Granted, Stephen King has a name; he doesn’t need to worry about his books sitting all lonely and unloved in a corner of a bookshop near the toilets. Not a lot of authors are as fortunate as he is. They need to rely on their publishers to push their material into the public arena, to actually SELL it. Err… hang on a minute, did I say “sell”? Aye, there’s the rub. How many publishers put forth any real effort on actually selling a book? Sure, each book gets a marketing budget, but more often than not, it’s barely enough to buy a pack of chewing gum. And don’t think just because you have a big publisher they’re going to break the bank to promote your little book – not when they have to earn back all those ridiculous advances they’ve paid out to their so-called “star” authors.

Now most people who know me know that I work my backside off promoting myself and my various projects. Heck, if I don’t do it, who will? So when my efforts start to get attention from the right people, I expect those who handle “marketing and publicity” to at least follow through when I place leads into their laps. After all, I’ve pretty much done their work for them, right? What I do not expect is to see these leads ignored because said marketing person’s either continually out of the office and not replying to phone and email queries, or just can’t be bothered to do his/her job. For example, awhile back I found out that a television producer had been trying to find me and not having any luck. He later informed me that he’d pretty much given up hope after three attempts to contact one of these aforementioned marketing persons for information on where to reach me (his phone calls were never returned). He finally had his assistant Google me, which resulted in my email address.

So much for the advantages of traditional publishers and their marketing and publicity departments.

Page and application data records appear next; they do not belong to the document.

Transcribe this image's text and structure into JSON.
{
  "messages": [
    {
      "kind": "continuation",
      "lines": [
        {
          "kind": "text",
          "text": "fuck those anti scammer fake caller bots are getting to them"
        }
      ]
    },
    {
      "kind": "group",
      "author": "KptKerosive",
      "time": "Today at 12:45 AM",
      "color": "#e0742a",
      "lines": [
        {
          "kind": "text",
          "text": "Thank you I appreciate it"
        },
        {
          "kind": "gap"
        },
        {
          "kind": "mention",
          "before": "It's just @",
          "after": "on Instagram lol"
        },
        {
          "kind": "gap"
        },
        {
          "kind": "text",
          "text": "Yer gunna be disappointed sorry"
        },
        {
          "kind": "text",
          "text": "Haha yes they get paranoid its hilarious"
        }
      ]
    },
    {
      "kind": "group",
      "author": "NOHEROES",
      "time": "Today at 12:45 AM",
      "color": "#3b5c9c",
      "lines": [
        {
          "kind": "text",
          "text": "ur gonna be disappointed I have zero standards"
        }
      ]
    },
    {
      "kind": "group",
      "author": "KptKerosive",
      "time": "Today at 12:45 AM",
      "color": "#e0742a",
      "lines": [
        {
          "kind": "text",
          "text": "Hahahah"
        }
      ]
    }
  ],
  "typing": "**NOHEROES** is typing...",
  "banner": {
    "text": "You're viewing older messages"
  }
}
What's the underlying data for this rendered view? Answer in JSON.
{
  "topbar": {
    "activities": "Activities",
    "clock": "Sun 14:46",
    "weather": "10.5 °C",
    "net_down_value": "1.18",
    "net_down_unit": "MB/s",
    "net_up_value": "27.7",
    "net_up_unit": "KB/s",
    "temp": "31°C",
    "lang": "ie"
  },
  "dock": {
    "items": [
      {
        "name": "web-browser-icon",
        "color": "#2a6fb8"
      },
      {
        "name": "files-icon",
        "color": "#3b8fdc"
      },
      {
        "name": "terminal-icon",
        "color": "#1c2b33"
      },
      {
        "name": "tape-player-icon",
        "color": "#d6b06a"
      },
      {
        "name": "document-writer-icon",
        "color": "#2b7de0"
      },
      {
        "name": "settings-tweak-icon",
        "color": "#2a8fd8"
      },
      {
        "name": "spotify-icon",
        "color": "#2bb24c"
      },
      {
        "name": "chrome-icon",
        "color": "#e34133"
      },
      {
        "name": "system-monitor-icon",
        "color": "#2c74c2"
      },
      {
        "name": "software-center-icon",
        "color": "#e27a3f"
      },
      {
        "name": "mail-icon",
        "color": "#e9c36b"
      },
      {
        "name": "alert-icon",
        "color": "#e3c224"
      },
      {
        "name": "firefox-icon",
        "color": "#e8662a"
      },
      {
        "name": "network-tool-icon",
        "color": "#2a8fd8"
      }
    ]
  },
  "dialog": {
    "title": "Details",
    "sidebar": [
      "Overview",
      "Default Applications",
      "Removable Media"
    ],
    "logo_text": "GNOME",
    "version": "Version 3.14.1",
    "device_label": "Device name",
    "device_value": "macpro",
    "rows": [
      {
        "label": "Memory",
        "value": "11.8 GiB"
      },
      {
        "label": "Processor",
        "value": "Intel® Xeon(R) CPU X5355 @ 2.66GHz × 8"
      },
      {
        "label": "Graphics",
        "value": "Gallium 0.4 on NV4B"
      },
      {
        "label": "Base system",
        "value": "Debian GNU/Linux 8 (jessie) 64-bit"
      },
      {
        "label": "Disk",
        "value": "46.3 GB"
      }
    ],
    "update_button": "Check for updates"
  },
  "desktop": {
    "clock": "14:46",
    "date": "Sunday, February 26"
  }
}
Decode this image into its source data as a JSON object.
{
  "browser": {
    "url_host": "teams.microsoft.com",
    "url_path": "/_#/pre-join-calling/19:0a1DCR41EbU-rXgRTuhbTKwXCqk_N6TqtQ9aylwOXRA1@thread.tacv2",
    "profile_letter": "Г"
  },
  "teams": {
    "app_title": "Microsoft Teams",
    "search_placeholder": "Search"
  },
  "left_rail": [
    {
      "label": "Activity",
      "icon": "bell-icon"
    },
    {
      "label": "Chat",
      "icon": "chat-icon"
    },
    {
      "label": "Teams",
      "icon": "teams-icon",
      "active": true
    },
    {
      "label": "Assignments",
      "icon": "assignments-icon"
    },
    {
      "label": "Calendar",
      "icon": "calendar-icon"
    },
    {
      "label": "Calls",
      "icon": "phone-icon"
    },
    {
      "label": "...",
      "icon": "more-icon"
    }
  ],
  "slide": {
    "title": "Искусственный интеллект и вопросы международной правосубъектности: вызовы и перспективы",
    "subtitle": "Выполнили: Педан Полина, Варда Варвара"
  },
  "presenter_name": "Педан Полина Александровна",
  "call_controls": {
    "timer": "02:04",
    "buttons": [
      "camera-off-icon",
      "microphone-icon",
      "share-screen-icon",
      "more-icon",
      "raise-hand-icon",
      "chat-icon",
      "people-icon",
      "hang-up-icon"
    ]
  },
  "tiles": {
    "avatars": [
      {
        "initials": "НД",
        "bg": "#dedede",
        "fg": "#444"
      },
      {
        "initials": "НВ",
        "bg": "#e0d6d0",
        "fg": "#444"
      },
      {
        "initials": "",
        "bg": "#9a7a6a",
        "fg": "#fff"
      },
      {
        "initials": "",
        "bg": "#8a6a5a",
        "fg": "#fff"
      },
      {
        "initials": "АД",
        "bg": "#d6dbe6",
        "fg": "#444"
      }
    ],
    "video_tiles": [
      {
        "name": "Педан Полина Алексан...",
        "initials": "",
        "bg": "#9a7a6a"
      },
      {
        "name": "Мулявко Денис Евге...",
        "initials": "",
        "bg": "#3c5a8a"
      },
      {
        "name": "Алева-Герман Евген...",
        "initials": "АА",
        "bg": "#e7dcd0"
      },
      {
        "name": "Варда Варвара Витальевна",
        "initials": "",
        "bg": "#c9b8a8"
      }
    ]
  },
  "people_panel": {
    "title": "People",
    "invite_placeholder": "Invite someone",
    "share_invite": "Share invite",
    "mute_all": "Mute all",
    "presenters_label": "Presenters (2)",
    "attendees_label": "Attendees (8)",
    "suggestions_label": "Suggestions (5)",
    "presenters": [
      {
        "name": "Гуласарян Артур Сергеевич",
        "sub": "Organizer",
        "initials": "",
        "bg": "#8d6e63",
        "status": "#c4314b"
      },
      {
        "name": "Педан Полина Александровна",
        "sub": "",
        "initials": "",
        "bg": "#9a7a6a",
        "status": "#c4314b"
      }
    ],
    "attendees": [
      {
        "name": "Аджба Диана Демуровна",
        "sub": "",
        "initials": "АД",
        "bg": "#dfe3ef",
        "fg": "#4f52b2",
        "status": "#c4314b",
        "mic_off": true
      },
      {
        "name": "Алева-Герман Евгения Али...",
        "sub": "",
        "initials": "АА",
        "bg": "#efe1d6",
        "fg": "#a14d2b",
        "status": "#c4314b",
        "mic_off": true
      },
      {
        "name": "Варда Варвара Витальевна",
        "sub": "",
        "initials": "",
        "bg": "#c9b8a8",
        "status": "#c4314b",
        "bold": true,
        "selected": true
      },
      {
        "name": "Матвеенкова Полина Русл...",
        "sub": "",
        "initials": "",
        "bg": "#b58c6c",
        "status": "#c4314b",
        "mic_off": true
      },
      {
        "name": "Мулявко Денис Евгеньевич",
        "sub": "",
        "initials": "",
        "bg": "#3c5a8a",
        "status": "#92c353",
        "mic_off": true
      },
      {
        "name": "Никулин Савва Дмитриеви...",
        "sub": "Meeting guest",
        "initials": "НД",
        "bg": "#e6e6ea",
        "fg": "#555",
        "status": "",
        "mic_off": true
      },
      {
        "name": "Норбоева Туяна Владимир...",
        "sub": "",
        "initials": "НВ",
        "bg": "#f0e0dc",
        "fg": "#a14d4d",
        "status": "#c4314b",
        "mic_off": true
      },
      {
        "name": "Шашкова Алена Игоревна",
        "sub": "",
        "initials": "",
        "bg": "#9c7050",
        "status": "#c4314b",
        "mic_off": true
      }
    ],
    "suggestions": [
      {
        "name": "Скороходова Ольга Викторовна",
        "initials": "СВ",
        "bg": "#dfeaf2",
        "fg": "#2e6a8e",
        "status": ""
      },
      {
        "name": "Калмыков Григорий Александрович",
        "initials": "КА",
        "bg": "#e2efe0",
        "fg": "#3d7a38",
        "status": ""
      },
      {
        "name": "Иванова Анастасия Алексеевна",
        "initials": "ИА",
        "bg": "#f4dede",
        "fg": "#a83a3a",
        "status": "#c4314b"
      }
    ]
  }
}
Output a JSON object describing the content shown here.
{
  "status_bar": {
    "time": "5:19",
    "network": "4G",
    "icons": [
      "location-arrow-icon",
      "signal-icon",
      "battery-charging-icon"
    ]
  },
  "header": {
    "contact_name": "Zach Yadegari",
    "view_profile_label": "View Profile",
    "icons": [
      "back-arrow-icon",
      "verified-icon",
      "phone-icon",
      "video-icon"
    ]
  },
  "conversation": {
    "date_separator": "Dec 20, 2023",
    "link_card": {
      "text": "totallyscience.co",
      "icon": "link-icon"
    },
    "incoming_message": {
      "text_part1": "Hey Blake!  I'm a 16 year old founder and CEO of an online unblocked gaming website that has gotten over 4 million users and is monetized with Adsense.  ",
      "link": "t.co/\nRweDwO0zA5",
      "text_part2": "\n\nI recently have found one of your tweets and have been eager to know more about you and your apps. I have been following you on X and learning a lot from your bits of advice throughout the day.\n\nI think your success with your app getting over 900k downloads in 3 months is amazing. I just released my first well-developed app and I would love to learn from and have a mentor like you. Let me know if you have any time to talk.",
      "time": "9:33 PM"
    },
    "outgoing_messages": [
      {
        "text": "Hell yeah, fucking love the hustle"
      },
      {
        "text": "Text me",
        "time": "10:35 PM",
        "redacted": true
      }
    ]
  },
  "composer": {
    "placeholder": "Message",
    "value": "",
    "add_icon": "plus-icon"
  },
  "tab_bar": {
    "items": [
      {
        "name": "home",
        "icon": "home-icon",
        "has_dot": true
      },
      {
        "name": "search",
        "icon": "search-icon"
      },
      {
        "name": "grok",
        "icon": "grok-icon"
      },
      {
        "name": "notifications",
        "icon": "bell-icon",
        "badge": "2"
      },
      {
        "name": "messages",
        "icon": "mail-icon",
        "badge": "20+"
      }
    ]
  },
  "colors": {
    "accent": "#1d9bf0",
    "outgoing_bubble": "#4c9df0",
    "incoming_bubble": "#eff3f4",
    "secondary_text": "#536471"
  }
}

One of the main arguments used against self-publishing (which tend to be put forth by traditional publishers) is that self publishing will diminish the quality of books on offer. Really? Have you been down to your friendly neighbourhood bookseller lately and seen some of the crap on offer? I mean, did someone actually wake up one day and decide to publish say, Katie Price‘s scintillating series of memoirs or autobiographies whatever in hell they are? Whether they sell or not is besides the point, especially when the argument these publishers are brandishing about is that the “quality” of books and literature on offer will be severely diminished by these nasty evil self-publishing authors.

I talk to a lot of writers, and I mean published writers, who’ve been there and done that in the traditional way – only to see all their hard work go nowhere (that’s if they even get a book deal). Many of these writers are now realising that they can enjoy a very high royalty rate in this self-publishing game – and they don’t have to share the pot with any literary agent either. Not only do they get to control their product, but they can avoid a lot of ulcers arguing with book editors over editorial changes that may (or may NOT) improve the work. Sure, they may have to work harder to get the word out, but is that any worse than seeing your “baby” being neglected and shunted aside? – only to later be told that it didn’t sell very well, if at all? Well, of course it didn’t sell. No one made any effort to sell it!

The point is, the days of self-publishing have changed. No longer is it your senile old granddad publishing his war memoirs to give the grandkids at Christmas. You’ll be seeing more and more talented and name-known authors going this route, as traditional publishing continues to push more and more talent away from their doorsteps in lieu of publishing more and more tripe they can’t sell in their endless game of robbing Peter to pay Paul.

Well, perhaps Peter has finally had enough!

SocialTwist Tell-a-Friend